An on-base machine in Ohio with the Indians and Reds, Choo was a disappointment in 2014 in Texas after signing a lucrative free-agent contract. But if his second-half eruption last season is a true measure, Choo once again is a weapon to be reckoned with in the formidable lineup of the defending division champions.
It all came together for the left-handed-hitting Korean as Texas thundered down the stretch. Joining fire-starter Delino DeShields in front of Prince Fielder, Adrian Beltre and friends, Choo had a .387/.500/.613 line over the final 32 games, helping the Rangers turn a four-game deficit into a division title in overtaking Houston.
Choo finished at .276/.375/.463, despite a .221/.305/.384 line over the first 80 games. If this new Texas Choo stays on track, Fielder, Beltre and Co. should send him home in triple digits -- and the Rangers should continue to roar.
George Springer, Astros Jose Altuve, Springer and Carlos Correa are so good, manager A.J. Hinch can slot them in any order with power and speed abounding. Based on 2015 numbers, including Springer's .297/.379/.451 line in 46 games leading off, the optimum roll call might be Springer, Altuve and Correa. But it's a triple dose of trouble in any order.
While Springer might not be a prototypical No. 2 hitter with his tremendous power, he can bring the brand of production 2015 AL Most Valuable Player Award winner Josh Donaldson gives the Blue Jays.
At 26, all Springer needs to become a perennial 30-30 man is better luck and good health. He lost 68 days in 2014 to a quad injury and 70 days last year to a wrist fracture and concussion. The Astros were 57-44 when Springer was in the lineup; 29-32 when he wasn't. His .901 OPS factored heavily in those 57 wins.
Yunel Escobar, Angels
He can play second, third or shortstop, but Escobar is no Andrelton Simmons with the glove. The Angels acquired Escobar from the Nationals for what he can do to repair a lineup that lost its balance in 2015, tumbling from first in the league in runs scored in 2014 to 12th -- largely due to table-setting troubles.
Lineup construction is overrated to some, but not to Angels manager Mike Scioscia. The Halos were dead last in the Majors in OBP in the leadoff spot at .280. When the great Mike Trout wasn't batting second, the OBP in the No. 2 hole was .305.
Escobar -- tied for sixth last season in the National League batting race at .314 and seventh in on-base percentage (.375) -- is expected to lead off, in front of Kole Calhoun and Trout. One of the game's most underrated players, Calhoun has a .284/.335/.475 career line as a leadoff man, compared to .232/.290/.411 line batting second. Escobar, a contact hitter who bashes first pitches, is roughly the same hitter in any spot in the order.

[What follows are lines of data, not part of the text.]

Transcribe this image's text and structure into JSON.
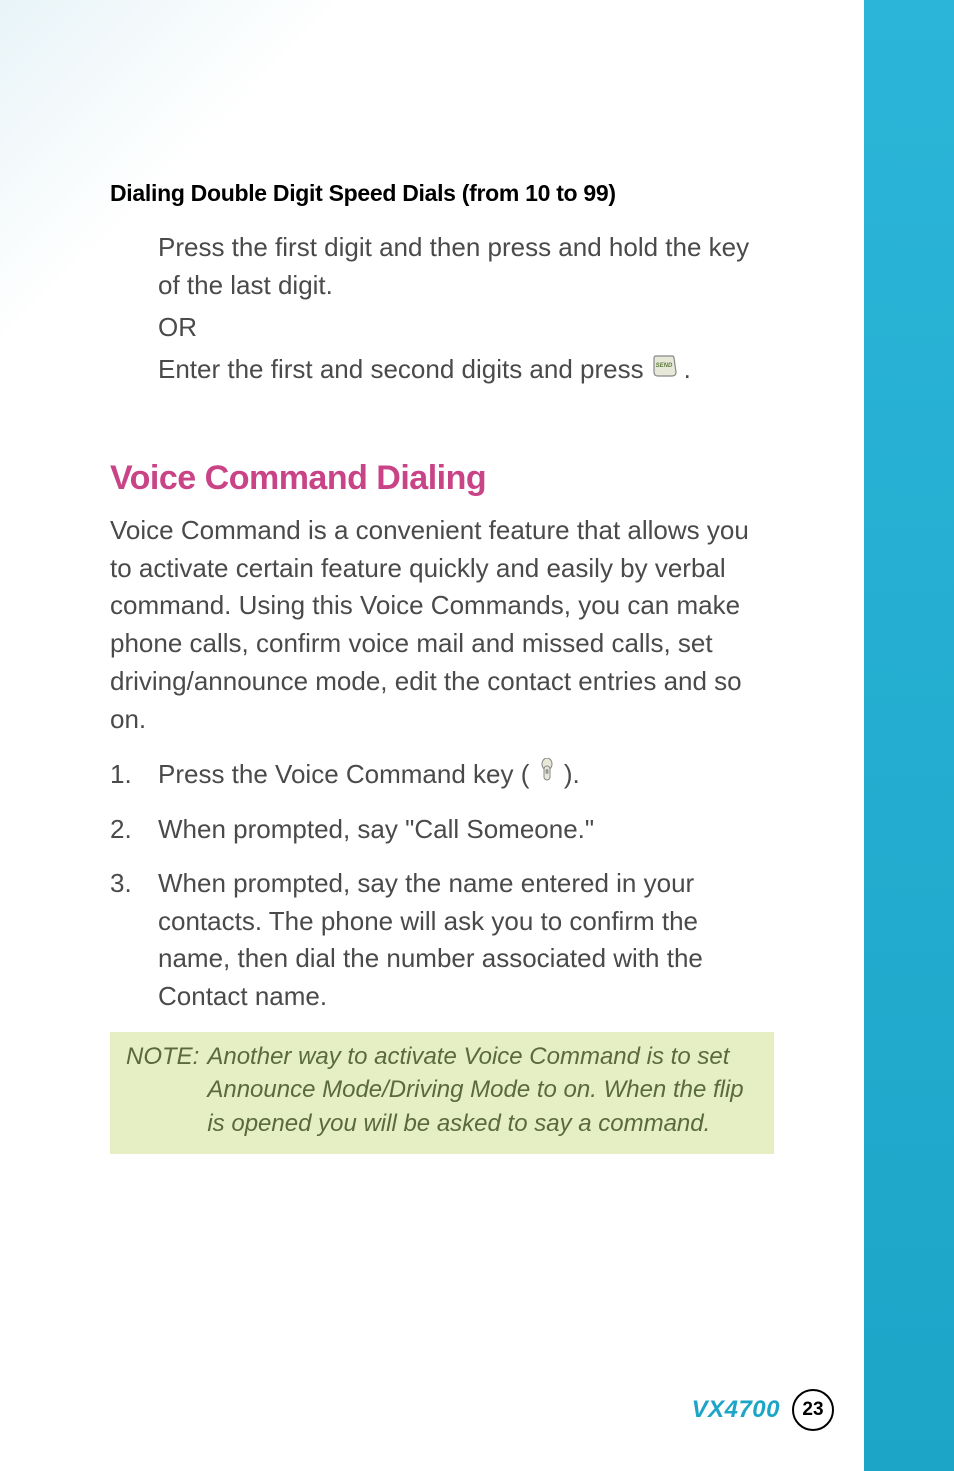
{
  "section1": {
    "heading": "Dialing Double Digit Speed Dials (from 10 to 99)",
    "para1": "Press the first digit and then press and hold the key of the last digit.",
    "or": "OR",
    "para2_before": "Enter the first and second digits and press",
    "para2_after": "."
  },
  "section2": {
    "heading": "Voice Command Dialing",
    "intro": "Voice Command is a convenient feature that allows you to activate certain feature quickly and easily by verbal command. Using this Voice Commands, you can make phone calls, confirm voice mail and missed calls, set driving/announce mode, edit the contact entries and so on.",
    "step1_before": "Press the Voice Command key (",
    "step1_after": ").",
    "step2": "When prompted, say \"Call Someone.\"",
    "step3": "When prompted, say the name entered in your contacts. The phone will ask you to confirm the name, then dial the number associated with the Contact name."
  },
  "note": {
    "label": "NOTE:",
    "text": "Another way to activate Voice Command is to set Announce Mode/Driving Mode to on. When the flip is opened you will be asked to say a command."
  },
  "footer": {
    "model": "VX4700",
    "page": "23"
  }
}
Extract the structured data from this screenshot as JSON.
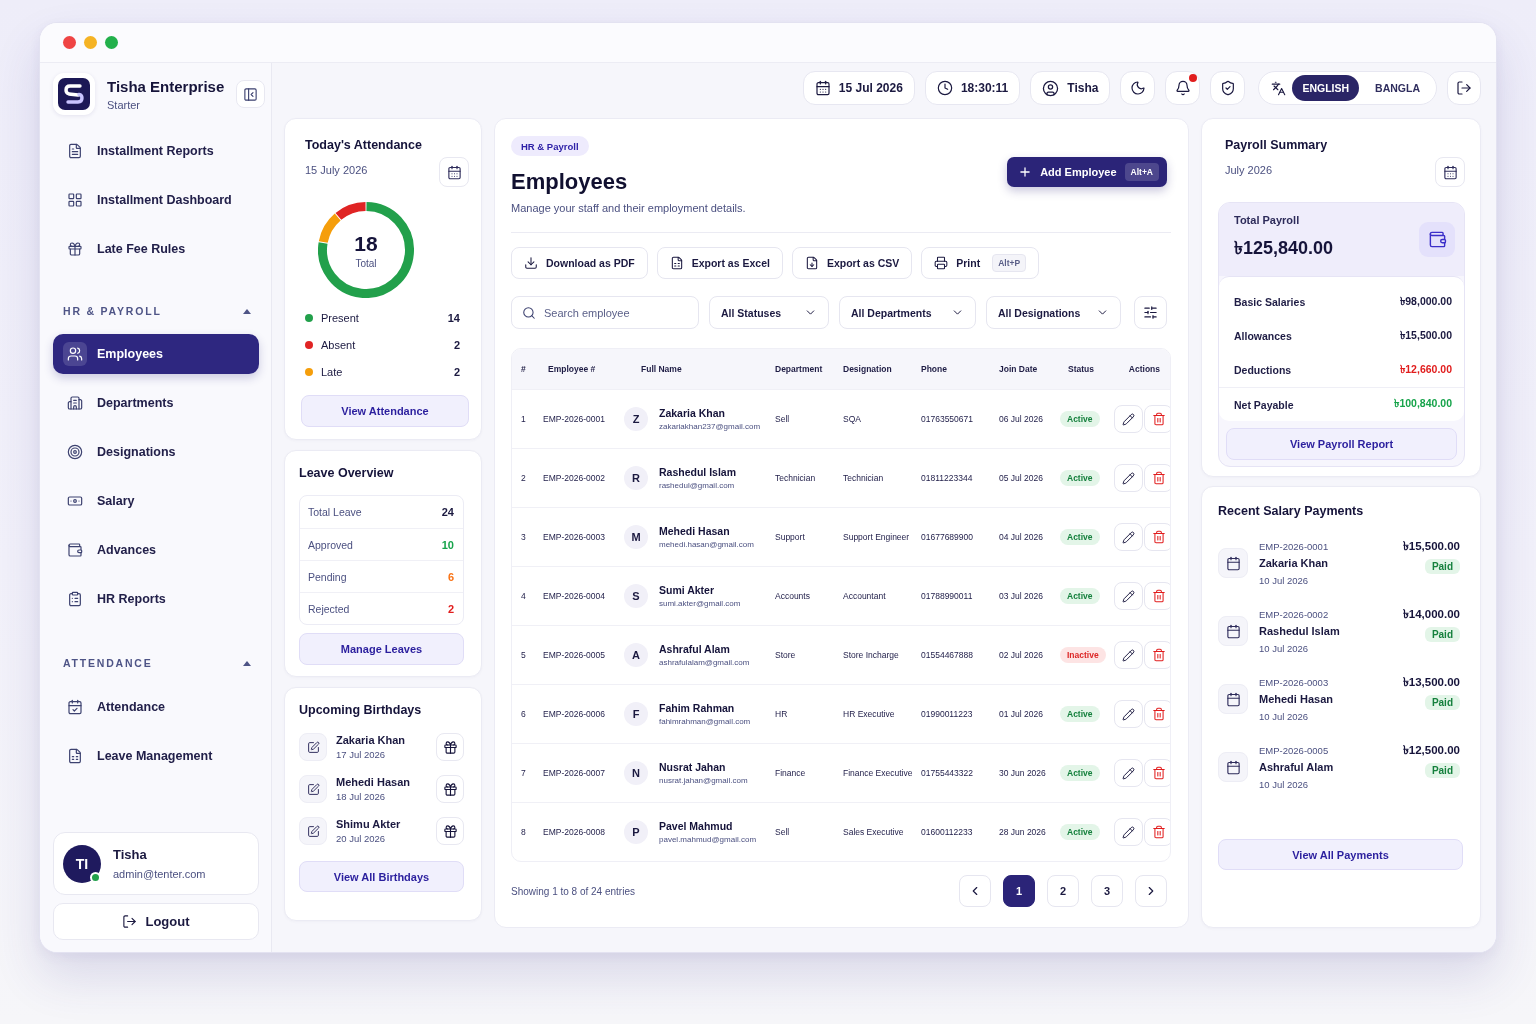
{
  "sidebar": {
    "brand": {
      "name": "Tisha Enterprise",
      "plan": "Starter"
    },
    "items": [
      {
        "label": "Installment Reports",
        "selected": false
      },
      {
        "label": "Installment Dashboard",
        "selected": false
      },
      {
        "label": "Late Fee Rules",
        "selected": false
      }
    ],
    "sections": [
      {
        "title": "HR & PAYROLL",
        "expanded": true,
        "items": [
          {
            "label": "Employees",
            "selected": true
          },
          {
            "label": "Departments",
            "selected": false
          },
          {
            "label": "Designations",
            "selected": false
          },
          {
            "label": "Salary",
            "selected": false
          },
          {
            "label": "Advances",
            "selected": false
          },
          {
            "label": "HR Reports",
            "selected": false
          }
        ]
      },
      {
        "title": "ATTENDANCE",
        "expanded": true,
        "items": [
          {
            "label": "Attendance",
            "selected": false
          },
          {
            "label": "Leave Management",
            "selected": false
          }
        ]
      }
    ],
    "user": {
      "initials": "TI",
      "name": "Tisha",
      "email": "admin@tenter.com",
      "online": true
    },
    "logout": "Logout"
  },
  "header": {
    "date": "15 Jul 2026",
    "time": "18:30:11",
    "user": "Tisha",
    "notifications_unread": true,
    "languages": [
      {
        "label": "ENGLISH",
        "selected": true
      },
      {
        "label": "BANGLA",
        "selected": false
      }
    ]
  },
  "attendance": {
    "title": "Today's Attendance",
    "date": "15 July 2026",
    "total": "18",
    "total_label": "Total",
    "items": [
      {
        "label": "Present",
        "value": "14",
        "color": "#22a04b"
      },
      {
        "label": "Absent",
        "value": "2",
        "color": "#e02424"
      },
      {
        "label": "Late",
        "value": "2",
        "color": "#f59e0b"
      }
    ],
    "button": "View Attendance"
  },
  "leave": {
    "title": "Leave Overview",
    "rows": [
      {
        "label": "Total Leave",
        "value": "24",
        "color": "#1b1940"
      },
      {
        "label": "Approved",
        "value": "10",
        "color": "#16a34a"
      },
      {
        "label": "Pending",
        "value": "6",
        "color": "#f97316"
      },
      {
        "label": "Rejected",
        "value": "2",
        "color": "#e11d1d"
      }
    ],
    "button": "Manage Leaves"
  },
  "birthdays": {
    "title": "Upcoming Birthdays",
    "items": [
      {
        "name": "Zakaria Khan",
        "date": "17 Jul 2026"
      },
      {
        "name": "Mehedi Hasan",
        "date": "18 Jul 2026"
      },
      {
        "name": "Shimu Akter",
        "date": "20 Jul 2026"
      }
    ],
    "button": "View All Birthdays"
  },
  "employees": {
    "badge": "HR & Payroll",
    "title": "Employees",
    "subtitle": "Manage your staff and their employment details.",
    "add_button": {
      "label": "Add Employee",
      "shortcut": "Alt+A"
    },
    "exports": [
      {
        "kind": "pdf",
        "label": "Download as PDF"
      },
      {
        "kind": "excel",
        "label": "Export as Excel"
      },
      {
        "kind": "csv",
        "label": "Export as CSV"
      },
      {
        "kind": "print",
        "label": "Print",
        "shortcut": "Alt+P"
      }
    ],
    "search": {
      "placeholder": "Search employee"
    },
    "filters": [
      "All Statuses",
      "All Departments",
      "All Designations"
    ],
    "table": {
      "columns": [
        "#",
        "Employee #",
        "Full Name",
        "Department",
        "Designation",
        "Phone",
        "Join Date",
        "Status",
        "Actions"
      ],
      "rows": [
        {
          "no": "1",
          "employee_id": "EMP-2026-0001",
          "initial": "Z",
          "name": "Zakaria Khan",
          "email": "zakariakhan237@gmail.com",
          "department": "Sell",
          "designation": "SQA",
          "phone": "01763550671",
          "join_date": "06 Jul 2026",
          "status": "Active",
          "active": true
        },
        {
          "no": "2",
          "employee_id": "EMP-2026-0002",
          "initial": "R",
          "name": "Rashedul Islam",
          "email": "rashedul@gmail.com",
          "department": "Technician",
          "designation": "Technician",
          "phone": "01811223344",
          "join_date": "05 Jul 2026",
          "status": "Active",
          "active": true
        },
        {
          "no": "3",
          "employee_id": "EMP-2026-0003",
          "initial": "M",
          "name": "Mehedi Hasan",
          "email": "mehedi.hasan@gmail.com",
          "department": "Support",
          "designation": "Support Engineer",
          "phone": "01677689900",
          "join_date": "04 Jul 2026",
          "status": "Active",
          "active": true
        },
        {
          "no": "4",
          "employee_id": "EMP-2026-0004",
          "initial": "S",
          "name": "Sumi Akter",
          "email": "sumi.akter@gmail.com",
          "department": "Accounts",
          "designation": "Accountant",
          "phone": "01788990011",
          "join_date": "03 Jul 2026",
          "status": "Active",
          "active": true
        },
        {
          "no": "5",
          "employee_id": "EMP-2026-0005",
          "initial": "A",
          "name": "Ashraful Alam",
          "email": "ashrafulalam@gmail.com",
          "department": "Store",
          "designation": "Store Incharge",
          "phone": "01554467888",
          "join_date": "02 Jul 2026",
          "status": "Inactive",
          "active": false
        },
        {
          "no": "6",
          "employee_id": "EMP-2026-0006",
          "initial": "F",
          "name": "Fahim Rahman",
          "email": "fahimrahman@gmail.com",
          "department": "HR",
          "designation": "HR Executive",
          "phone": "01990011223",
          "join_date": "01 Jul 2026",
          "status": "Active",
          "active": true
        },
        {
          "no": "7",
          "employee_id": "EMP-2026-0007",
          "initial": "N",
          "name": "Nusrat Jahan",
          "email": "nusrat.jahan@gmail.com",
          "department": "Finance",
          "designation": "Finance Executive",
          "phone": "01755443322",
          "join_date": "30 Jun 2026",
          "status": "Active",
          "active": true
        },
        {
          "no": "8",
          "employee_id": "EMP-2026-0008",
          "initial": "P",
          "name": "Pavel Mahmud",
          "email": "pavel.mahmud@gmail.com",
          "department": "Sell",
          "designation": "Sales Executive",
          "phone": "01600112233",
          "join_date": "28 Jun 2026",
          "status": "Active",
          "active": true
        }
      ]
    },
    "summary": "Showing 1 to 8 of 24 entries",
    "pages": [
      {
        "label": "1",
        "selected": true
      },
      {
        "label": "2",
        "selected": false
      },
      {
        "label": "3",
        "selected": false
      }
    ]
  },
  "payroll": {
    "title": "Payroll Summary",
    "period": "July 2026",
    "total_label": "Total Payroll",
    "total": "৳125,840.00",
    "rows": [
      {
        "kind": "item",
        "label": "Basic Salaries",
        "value": "৳98,000.00",
        "color": "#1b1940"
      },
      {
        "kind": "item",
        "label": "Allowances",
        "value": "৳15,500.00",
        "color": "#1b1940"
      },
      {
        "kind": "item",
        "label": "Deductions",
        "value": "৳12,660.00",
        "color": "#e11d1d"
      },
      {
        "kind": "net",
        "label": "Net Payable",
        "value": "৳100,840.00",
        "color": "#16a34a"
      }
    ],
    "button": "View Payroll Report"
  },
  "payments": {
    "title": "Recent Salary Payments",
    "items": [
      {
        "employee_id": "EMP-2026-0001",
        "name": "Zakaria Khan",
        "date": "10 Jul 2026",
        "amount": "৳15,500.00",
        "status": "Paid"
      },
      {
        "employee_id": "EMP-2026-0002",
        "name": "Rashedul Islam",
        "date": "10 Jul 2026",
        "amount": "৳14,000.00",
        "status": "Paid"
      },
      {
        "employee_id": "EMP-2026-0003",
        "name": "Mehedi Hasan",
        "date": "10 Jul 2026",
        "amount": "৳13,500.00",
        "status": "Paid"
      },
      {
        "employee_id": "EMP-2026-0005",
        "name": "Ashraful Alam",
        "date": "10 Jul 2026",
        "amount": "৳12,500.00",
        "status": "Paid"
      }
    ],
    "button": "View All Payments"
  }
}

Whatever the arrangement, the Angels need to get more activity in front of Trout, whose RBIs fell from an AL-high 111 in 2014 to 90. There were 198 Major League players with more at-bats than Trout's 88 with runners in scoring position. He was walked 38 times in those game-turning situations.

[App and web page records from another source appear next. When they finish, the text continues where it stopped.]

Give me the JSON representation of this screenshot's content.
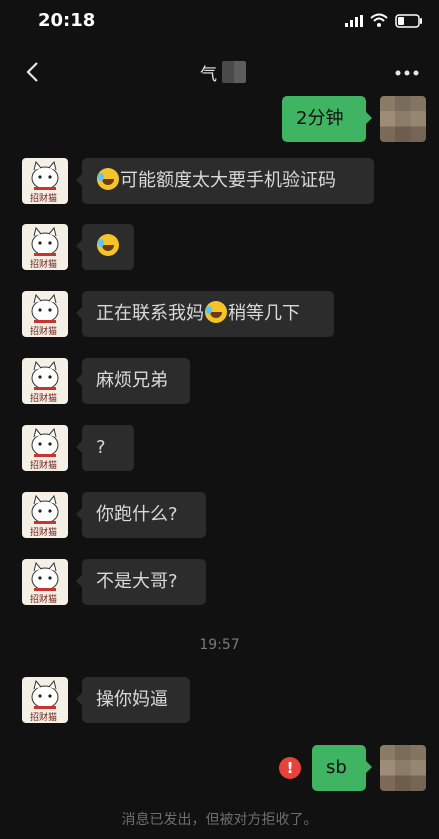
{
  "status_bar": {
    "time": "20:18"
  },
  "header": {
    "title": "气",
    "more_icon": "more-icon",
    "back_icon": "back-icon"
  },
  "messages": [
    {
      "side": "out",
      "text": "2分钟"
    },
    {
      "side": "in",
      "parts": [
        {
          "emoji": "face-with-tears-of-joy"
        },
        {
          "text": "可能额度太大要手机验证码"
        }
      ]
    },
    {
      "side": "in",
      "parts": [
        {
          "emoji": "face-with-tears-of-joy"
        }
      ]
    },
    {
      "side": "in",
      "parts": [
        {
          "text": "正在联系我妈"
        },
        {
          "emoji": "face-with-tears-of-joy"
        },
        {
          "text": "稍等几下"
        }
      ]
    },
    {
      "side": "in",
      "text": "麻烦兄弟"
    },
    {
      "side": "in",
      "text": "?"
    },
    {
      "side": "in",
      "text": "你跑什么?"
    },
    {
      "side": "in",
      "text": "不是大哥?"
    },
    {
      "side": "in",
      "text": "操你妈逼"
    },
    {
      "side": "out",
      "text": "sb",
      "status": "failed"
    }
  ],
  "time_divider": "19:57",
  "system_note": "消息已发出，但被对方拒收了。",
  "colors": {
    "background": "#111111",
    "incoming_bubble": "#2c2c2c",
    "outgoing_bubble": "#3fb462",
    "error": "#e8433b"
  }
}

Ketel Marte, Mariners
Taking full advantage of a 57-game audition, Marte emerged as Seattle's shortstop of the future with a .283/.351/.402 slash line. A switch-hitter, he profiles as a classic No. 2 guy, dropping bunts, making consistent contact and keeping runners in motion -- the Royals way.
At 22, with good size and fine defensive skills, the evolving Marte looms as a potential factor in lifting the Mariners back into contention.
Danny Valencia, Athletics
Nobody can or should replace Donaldson in the hearts of A's fans, but Valencia has the power to bring them out of their seats. This team needs run producers behind first-pitch masher Billy Burns and Coco Crisp, who is due to catch a break and stay healthy.
Despite their 68 wins and last-place finish, the A's had assets beyond Sonny Gray last season -- and Valencia was one after he was claimed off Toronto waivers in August. Oakland is his sixth big league club in six seasons, and he appears determined, at 31, to stick around.
A versatile player with experience at first and in the outfield, Valencia hit .284 with 11 homers and 37 RBIs in 47 games with the A's. His .290/.345/.519 season included a 140 OPS-plus in Oakland. If Valencia can get close to those numbers, A's fans will be thrilled.
Lyle Spencer is a columnist for MLB.com. Follow him on Twitter @LyleMSpencer. This story was not subject to the approval of Major League Baseball or its clubs.